The phonics approach teaches children to decode words using sounds, rather than by recognising whole words. The emphasis in early years teaching is on synthetic phonics, in which words are broken up into the smallest units of sound (phonemes). Children are taught the letter or group of letters (graphemes) that represent these phonemes and also learn to blend them into words. So, at its most basic, children are taught to say the sounds in a word like c-a-t, and then blend them together to read the word cat.

It must always be remembered that phonics is the step up to word recognition. Automatic reading of all words – decodable and tricky – is the ultimate goal.

At Waycroft we use the Primary National Strategy document ‘Letters and Sounds’ to plan our phonics sessions; it begins in the Nursery and progresses as shown in the table below.





Phase 1 - In Nursery children focus on hearing and differentiating between different types of sounds including environmental sounds, instrumental sounds, body sounds,voice sounds andrecognising rhythm, rhyme and alliteration. Finally children learn oral blending (teacher says the phonemes e.g. c-a-t and children try to blend the sounds to make the word) and oral segmenting (teacher says a word e.g. dog and children try to break it up into its phonemes e.g. d-o-g) of letters.


Phase 2 - Initially children learn 19 sounds (phonemes) and the letters (graphemes) for each of these. They learn to blend sounds together to read words and segment words into their separate sounds to write them. This begins with VC (vowel-consonant) and CVC words (consonant-vowel-consonant). They will use these skills to read simple words and captions.

Phase 3 – Children learn a further 25 sounds, most of which are represented by graphemes containing more than one letter e.g. ee, oo, igh, oa, ai etc. By the end of phase 3 the children will be able to represent each of about 42 phonemes by a grapheme;at this stage pupils will be able to read simple sentences.

Phase 4 -Children spend time learning to blend and segment longer words with adjacent consonants, e.g. swim, clap, jump etc. Pupils who are ready will be encouraged to read more complex words and sentences.


Phase 5 - Children continue to use phonics to build a broader reading vocabulary. Children learn more graphemes for the phonemes which they already know, for example, they already know ai as in rain, but now they will be introduced to ay as in day and a-e as in make. Alternative pronunciations for graphemes will also be introduced, e.g. ea in tea, head and break. They are also taught ‘tricky words’ which can’t easily be worked out by using phonics for example oh, their, people, looked and could. Again children continue to apply their reading through using books which get more difficult as they learn more words. Children will also increase the number of words which they can read at sight (without sounding out).

Y2 and beyond
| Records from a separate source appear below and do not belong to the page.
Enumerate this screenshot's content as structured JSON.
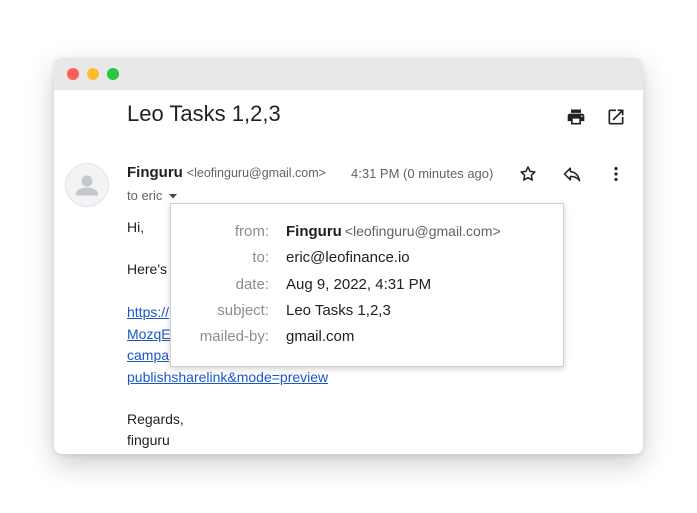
{
  "email": {
    "subject": "Leo Tasks 1,2,3",
    "sender_name": "Finguru",
    "sender_email": "<leofinguru@gmail.com>",
    "timestamp": "4:31 PM (0 minutes ago)",
    "to_line": "to eric",
    "body": {
      "greeting": "Hi,",
      "line2_start": "Here's",
      "link_fragments": [
        "https://",
        "MozqE",
        "campa",
        "publishsharelink&mode=preview"
      ],
      "regards": "Regards,",
      "signature": "finguru"
    }
  },
  "details_popup": {
    "from_label": "from:",
    "from_name": "Finguru",
    "from_email": "<leofinguru@gmail.com>",
    "to_label": "to:",
    "to_value": "eric@leofinance.io",
    "date_label": "date:",
    "date_value": "Aug 9, 2022, 4:31 PM",
    "subject_label": "subject:",
    "subject_value": "Leo Tasks 1,2,3",
    "mailedby_label": "mailed-by:",
    "mailedby_value": "gmail.com"
  },
  "icons": {
    "print": "print-icon",
    "open_new": "open-in-new-icon",
    "star": "star-icon",
    "reply": "reply-icon",
    "more": "more-vert-icon",
    "avatar": "person-icon",
    "caret": "caret-down-icon"
  },
  "colors": {
    "link": "#1a57c9",
    "text_primary": "#202124",
    "text_secondary": "#5f6368",
    "label_gray": "#8a8d91",
    "titlebar": "#e8e8e8",
    "close_dot": "#ff5f57",
    "minimize_dot": "#febc2e",
    "maximize_dot": "#28c840"
  }
}
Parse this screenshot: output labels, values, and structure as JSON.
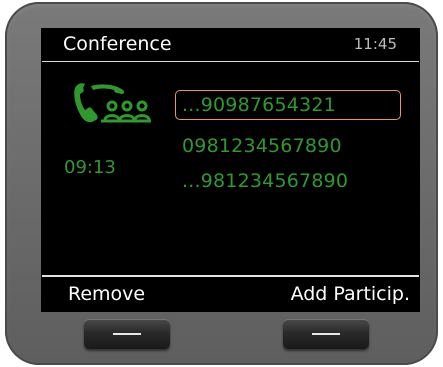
{
  "header": {
    "title": "Conference",
    "time": "11:45"
  },
  "call": {
    "icon": "conference-call-icon",
    "duration": "09:13",
    "icon_color": "#2e9a2e"
  },
  "participants": [
    {
      "number": "...90987654321",
      "selected": true
    },
    {
      "number": "0981234567890",
      "selected": false
    },
    {
      "number": "...981234567890",
      "selected": false
    }
  ],
  "softkeys": {
    "left_label": "Remove",
    "right_label": "Add Particip."
  },
  "colors": {
    "accent_text": "#2e9a2e",
    "selection_border": "#e6995a",
    "screen_bg": "#000000"
  }
}
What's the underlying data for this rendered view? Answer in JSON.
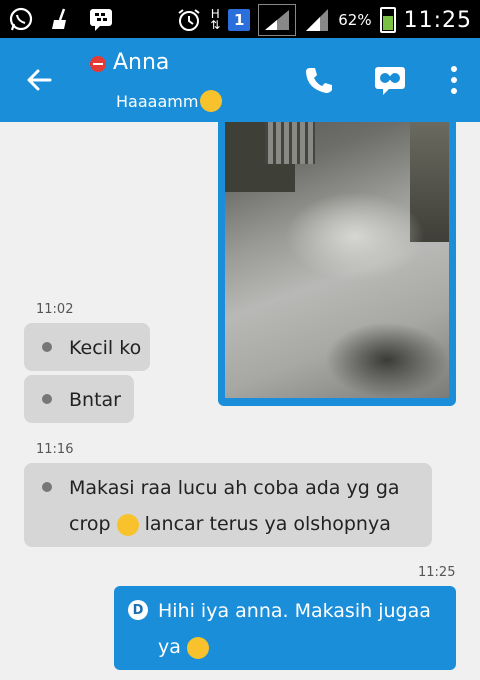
{
  "status_bar": {
    "network_label": "H",
    "sim_badge": "1",
    "battery_percent": "62%",
    "battery_level": 0.62,
    "time": "11:25"
  },
  "header": {
    "contact_name": "Anna",
    "contact_status": "Haaaamm",
    "accent": "#1a8ed8",
    "icons": [
      "back-arrow-icon",
      "phone-icon",
      "video-chat-icon",
      "overflow-menu-icon"
    ]
  },
  "messages": {
    "ts1": "11:02",
    "msg1": "Kecil ko",
    "msg2": "Bntar",
    "ts2": "11:16",
    "msg3_line1": "Makasi raa lucu ah coba ada yg ga",
    "msg3_line2a": "crop",
    "msg3_line2b": "lancar terus ya olshopnya",
    "ts3": "11:25",
    "out_badge": "D",
    "out_line1": "Hihi iya anna. Makasih jugaa",
    "out_line2": "ya"
  }
}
Phase 6 - Working on spelling, including prefixes and suffixes, doubling and dropping letters etc.At this stage children should be able to spell words phonetically although not always correctly. The main aim now is for children to become more fluent readers and more accurate spellers as children will have already learnt the most frequently occurring grapheme–phoneme correspondences (GPCs) in the English language. They will be able to read many familiar words automatically. When they come across unfamiliar words they will in many cases be able to decode them quickly and quietly using their well-developed sounding and blending skills. With more complex unfamiliar words they will often be able to decode them by sounding them out. As children read more words at sight (without sounding out) they will become increasingly fluent readers.
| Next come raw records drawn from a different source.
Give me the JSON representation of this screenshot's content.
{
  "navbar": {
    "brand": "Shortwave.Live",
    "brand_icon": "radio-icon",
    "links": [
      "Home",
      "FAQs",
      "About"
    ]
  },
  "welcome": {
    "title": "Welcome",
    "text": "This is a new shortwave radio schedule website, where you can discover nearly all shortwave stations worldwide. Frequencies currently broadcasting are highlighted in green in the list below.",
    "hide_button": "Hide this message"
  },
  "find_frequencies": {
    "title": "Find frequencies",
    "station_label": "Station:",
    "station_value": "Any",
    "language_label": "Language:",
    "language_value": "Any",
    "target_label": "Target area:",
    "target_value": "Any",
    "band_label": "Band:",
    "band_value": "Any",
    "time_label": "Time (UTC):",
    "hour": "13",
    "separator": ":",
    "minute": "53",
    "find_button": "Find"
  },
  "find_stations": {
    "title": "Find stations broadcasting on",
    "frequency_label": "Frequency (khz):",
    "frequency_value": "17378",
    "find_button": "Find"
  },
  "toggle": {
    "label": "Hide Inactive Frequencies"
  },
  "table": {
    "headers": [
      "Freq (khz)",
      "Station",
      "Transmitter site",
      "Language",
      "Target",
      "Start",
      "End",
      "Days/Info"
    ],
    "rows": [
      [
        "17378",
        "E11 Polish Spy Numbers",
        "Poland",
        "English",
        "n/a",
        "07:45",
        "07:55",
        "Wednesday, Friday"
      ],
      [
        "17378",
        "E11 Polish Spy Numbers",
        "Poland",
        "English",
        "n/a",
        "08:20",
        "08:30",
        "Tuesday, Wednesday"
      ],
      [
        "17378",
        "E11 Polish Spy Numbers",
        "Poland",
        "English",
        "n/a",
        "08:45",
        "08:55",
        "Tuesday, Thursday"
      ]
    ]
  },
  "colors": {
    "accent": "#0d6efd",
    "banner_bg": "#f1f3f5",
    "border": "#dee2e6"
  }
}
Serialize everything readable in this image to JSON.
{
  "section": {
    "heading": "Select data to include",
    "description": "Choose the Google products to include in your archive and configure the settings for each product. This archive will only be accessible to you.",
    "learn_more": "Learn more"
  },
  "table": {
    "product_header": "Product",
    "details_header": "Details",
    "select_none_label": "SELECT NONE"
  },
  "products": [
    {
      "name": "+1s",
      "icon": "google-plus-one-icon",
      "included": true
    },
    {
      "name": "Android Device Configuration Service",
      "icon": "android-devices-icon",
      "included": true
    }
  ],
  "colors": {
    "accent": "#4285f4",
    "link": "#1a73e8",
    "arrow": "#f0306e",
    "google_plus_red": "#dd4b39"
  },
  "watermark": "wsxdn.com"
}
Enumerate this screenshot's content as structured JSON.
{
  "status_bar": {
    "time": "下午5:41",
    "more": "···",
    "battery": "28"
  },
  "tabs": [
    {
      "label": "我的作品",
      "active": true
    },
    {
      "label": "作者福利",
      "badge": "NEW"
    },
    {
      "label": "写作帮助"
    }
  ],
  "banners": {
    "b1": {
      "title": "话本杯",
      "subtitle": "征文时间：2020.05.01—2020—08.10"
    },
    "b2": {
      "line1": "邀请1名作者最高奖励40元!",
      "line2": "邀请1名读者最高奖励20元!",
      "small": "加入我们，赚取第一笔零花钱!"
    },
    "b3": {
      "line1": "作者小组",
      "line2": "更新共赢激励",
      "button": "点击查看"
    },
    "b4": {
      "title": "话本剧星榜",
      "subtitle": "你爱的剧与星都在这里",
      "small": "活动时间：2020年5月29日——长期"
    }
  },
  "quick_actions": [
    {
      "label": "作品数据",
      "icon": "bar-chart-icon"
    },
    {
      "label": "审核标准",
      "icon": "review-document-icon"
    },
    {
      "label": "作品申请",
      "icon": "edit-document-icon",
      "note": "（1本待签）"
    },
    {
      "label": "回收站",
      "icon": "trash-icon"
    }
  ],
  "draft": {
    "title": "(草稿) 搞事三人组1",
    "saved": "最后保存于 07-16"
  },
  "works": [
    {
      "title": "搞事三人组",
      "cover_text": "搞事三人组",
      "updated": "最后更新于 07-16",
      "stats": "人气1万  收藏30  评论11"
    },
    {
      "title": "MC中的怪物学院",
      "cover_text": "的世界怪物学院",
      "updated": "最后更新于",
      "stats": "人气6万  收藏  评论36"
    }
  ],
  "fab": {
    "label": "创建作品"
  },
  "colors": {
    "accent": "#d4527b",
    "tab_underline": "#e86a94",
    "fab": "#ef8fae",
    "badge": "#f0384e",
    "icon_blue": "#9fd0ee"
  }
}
During Letters and sounds session’s children are also taught to read and spell high frequency words (common words that appear most frequently in speech and written texts).
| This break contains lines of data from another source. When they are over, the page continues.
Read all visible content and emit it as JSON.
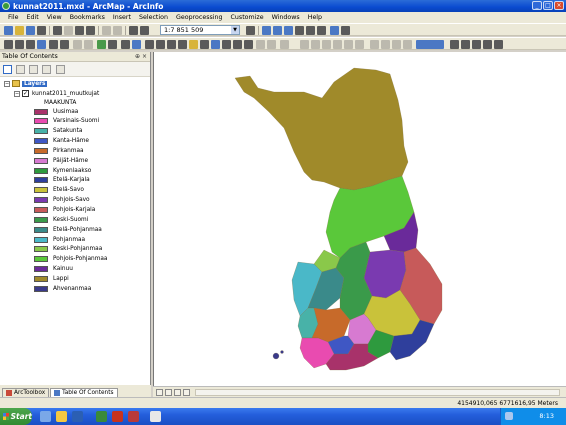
{
  "window": {
    "title": "kunnat2011.mxd - ArcMap - ArcInfo",
    "buttons": [
      "_",
      "□",
      "×"
    ]
  },
  "menu": [
    "File",
    "Edit",
    "View",
    "Bookmarks",
    "Insert",
    "Selection",
    "Geoprocessing",
    "Customize",
    "Windows",
    "Help"
  ],
  "toolbar": {
    "scale": "1:7 851 509"
  },
  "toc": {
    "title": "Table Of Contents",
    "header_controls": "⊕ ×",
    "root_label": "Layers",
    "layer_name": "kunnat2011_muutkujat",
    "field_name": "MAAKUNTA",
    "classes": [
      {
        "label": "Uusimaa",
        "color": "#a8326a"
      },
      {
        "label": "Varsinais-Suomi",
        "color": "#e94bb0"
      },
      {
        "label": "Satakunta",
        "color": "#48b2a8"
      },
      {
        "label": "Kanta-Häme",
        "color": "#3f57c4"
      },
      {
        "label": "Pirkanmaa",
        "color": "#c76a2a"
      },
      {
        "label": "Päijät-Häme",
        "color": "#d77ad1"
      },
      {
        "label": "Kymenlaakso",
        "color": "#2e9a3e"
      },
      {
        "label": "Etelä-Karjala",
        "color": "#2f3f9c"
      },
      {
        "label": "Etelä-Savo",
        "color": "#c9c23a"
      },
      {
        "label": "Pohjois-Savo",
        "color": "#7a3ab0"
      },
      {
        "label": "Pohjois-Karjala",
        "color": "#c75a5a"
      },
      {
        "label": "Keski-Suomi",
        "color": "#3a9a4a"
      },
      {
        "label": "Etelä-Pohjanmaa",
        "color": "#3a8a8a"
      },
      {
        "label": "Pohjanmaa",
        "color": "#4ab8c8"
      },
      {
        "label": "Keski-Pohjanmaa",
        "color": "#8ac84a"
      },
      {
        "label": "Pohjois-Pohjanmaa",
        "color": "#5ac83a"
      },
      {
        "label": "Kainuu",
        "color": "#6a2a9a"
      },
      {
        "label": "Lappi",
        "color": "#a08a2a"
      },
      {
        "label": "Ahvenanmaa",
        "color": "#3a3a8a"
      }
    ],
    "tabs": [
      "ArcToolbox",
      "Table Of Contents"
    ]
  },
  "status": {
    "coords": "4154910,065  6771616,95 Meters"
  },
  "taskbar": {
    "start_label": "Start",
    "clock": "8:13"
  }
}
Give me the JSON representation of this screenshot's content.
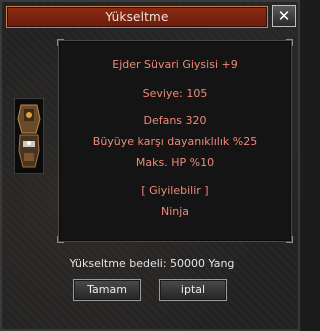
{
  "window": {
    "title": "Yükseltme",
    "close_symbol": "✕"
  },
  "item": {
    "name": "Ejder Süvari Giysisi +9",
    "level": "Seviye: 105",
    "defense": "Defans 320",
    "magic_resist": "Büyüye karşı dayanıklılık %25",
    "max_hp": "Maks. HP %10",
    "wearable": "[ Giyilebilir ]",
    "class": "Ninja",
    "icon": "armor-icon"
  },
  "footer": {
    "cost": "Yükseltme bedeli: 50000 Yang",
    "ok_label": "Tamam",
    "cancel_label": "iptal"
  },
  "colors": {
    "stat_text": "#ef8a7a",
    "title_bar": "#7a2210"
  }
}
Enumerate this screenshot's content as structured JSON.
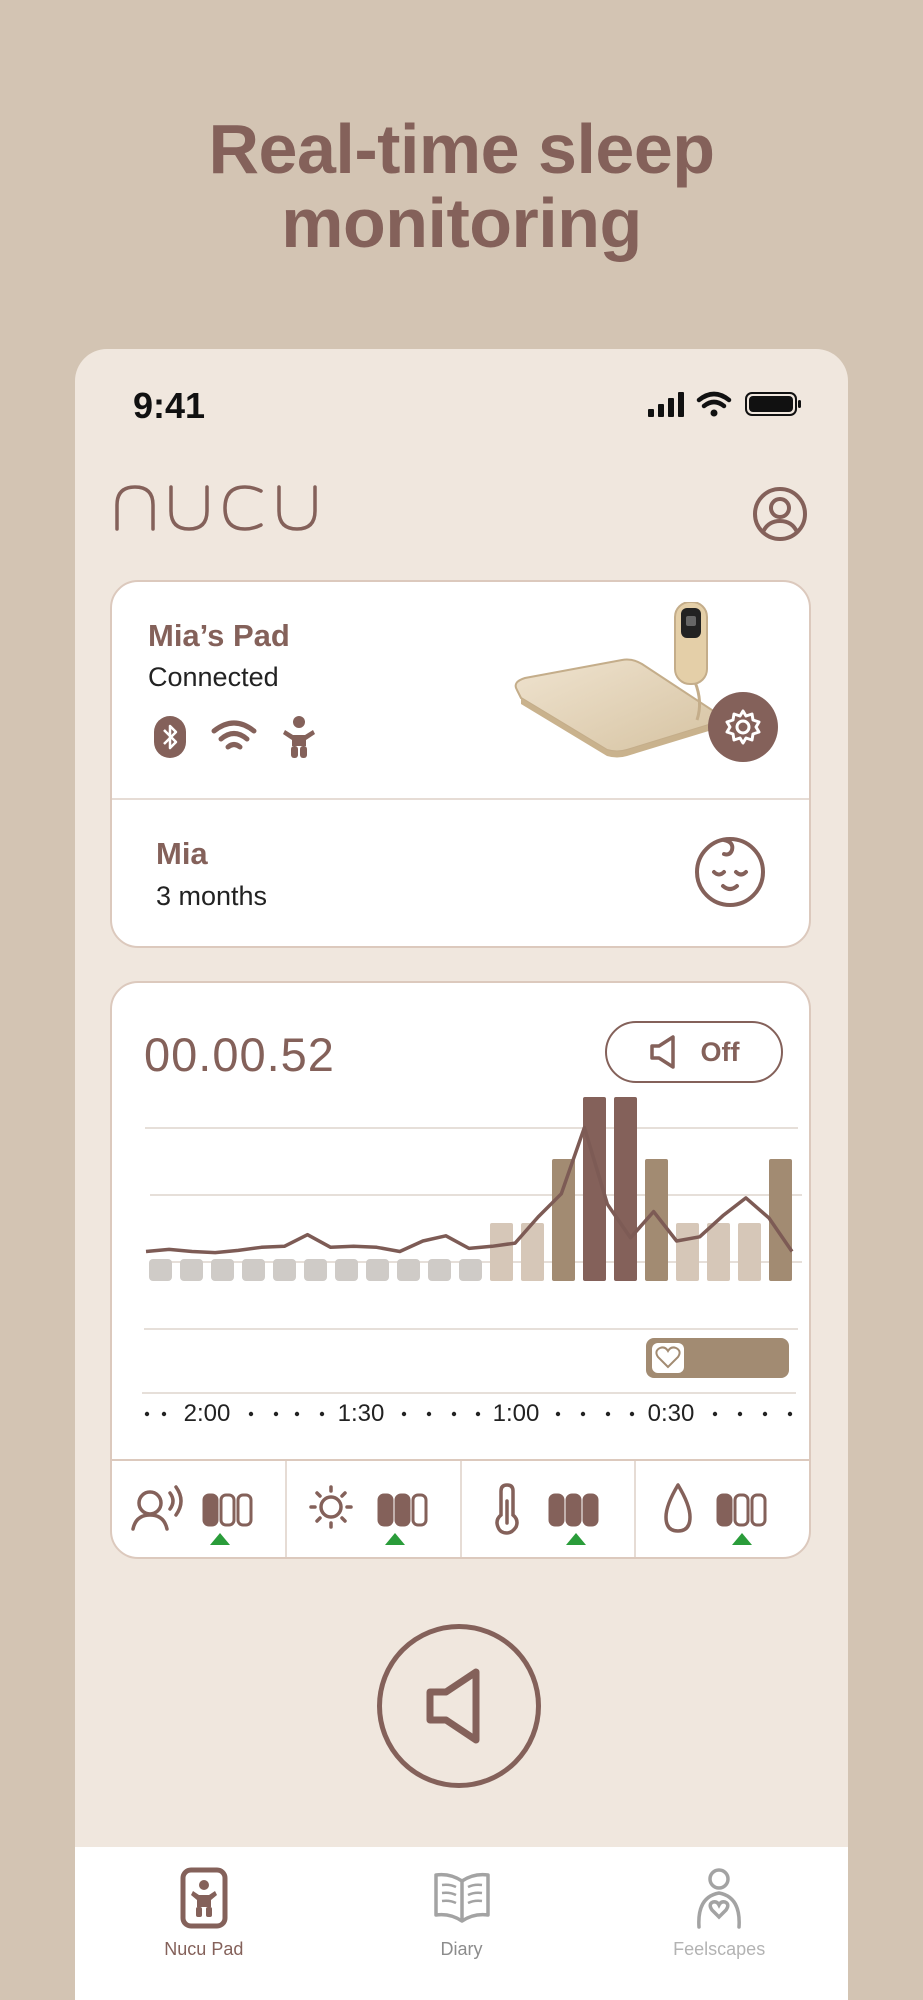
{
  "promo": {
    "headline_line1": "Real-time sleep",
    "headline_line2": "monitoring"
  },
  "status_bar": {
    "time": "9:41"
  },
  "app": {
    "logo_text": "nucu"
  },
  "device": {
    "name": "Mia’s Pad",
    "status": "Connected",
    "icons": [
      "bluetooth-icon",
      "wifi-icon",
      "baby-icon",
      "settings-gear-icon"
    ]
  },
  "baby": {
    "name": "Mia",
    "age": "3 months"
  },
  "monitor": {
    "timer": "00.00.52",
    "sound_toggle_label": "Off",
    "time_axis_labels": [
      "2:00",
      "1:30",
      "1:00",
      "0:30"
    ]
  },
  "chart_data": {
    "type": "bar",
    "bar_levels": [
      0,
      0,
      0,
      0,
      0,
      0,
      0,
      0,
      0,
      0,
      0,
      1,
      1,
      2,
      3,
      3,
      2,
      1,
      1,
      1,
      2
    ],
    "bar_level_legend": {
      "0": "none",
      "1": "light",
      "2": "medium",
      "3": "high"
    },
    "line_values": [
      3.0,
      3.2,
      3.0,
      2.9,
      3.1,
      3.4,
      3.5,
      4.6,
      3.4,
      3.5,
      3.4,
      3.0,
      4.0,
      4.5,
      3.3,
      3.5,
      3.8,
      6.3,
      8.5,
      14.8,
      7.5,
      4.3,
      6.8,
      4.0,
      4.4,
      6.4,
      8.1,
      6.2,
      3.0
    ],
    "colors": {
      "none": "#cfcbc7",
      "light": "#d6c7b8",
      "medium": "#a28b72",
      "high": "#84615a",
      "line": "#7d5b55"
    }
  },
  "sensors": [
    {
      "icon": "voice-icon",
      "level": 1,
      "trend": "up"
    },
    {
      "icon": "sun-icon",
      "level": 2,
      "trend": "up"
    },
    {
      "icon": "thermometer-icon",
      "level": 3,
      "trend": "up"
    },
    {
      "icon": "humidity-drop-icon",
      "level": 1,
      "trend": "up"
    }
  ],
  "tabs": [
    {
      "label": "Nucu Pad",
      "active": true,
      "icon": "nucu-pad-icon"
    },
    {
      "label": "Diary",
      "active": false,
      "icon": "book-icon"
    },
    {
      "label": "Feelscapes",
      "active": false,
      "icon": "mother-baby-icon"
    }
  ],
  "colors": {
    "brand": "#84615a",
    "background": "#d3c4b3",
    "screen": "#f0e7de",
    "trend_up": "#2a9c3a"
  }
}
VC: A vowel-consonant word, such asat, it or as.

CVC: A consonant-vowel-consonant word, such as cat, pin or top. You may also come across the abbreviation CCVC for consonant-consonant-vowel-consonant words such as clap and from. Also CVCC for words such as mask and belt.

Phoneme: Phonemes are the smallest unit of speech-sounds which make up a word. For example, there are three phonemes in the word sit /s/-/i/-/t/. If you change the phoneme /s/ for /f/, you have a new word, fit. If you change the phoneme /t/ in fit for a /sh/, you have a new word, fish - /f/-/i/-/sh/.

Grapheme: Graphemes are the written representation of sounds.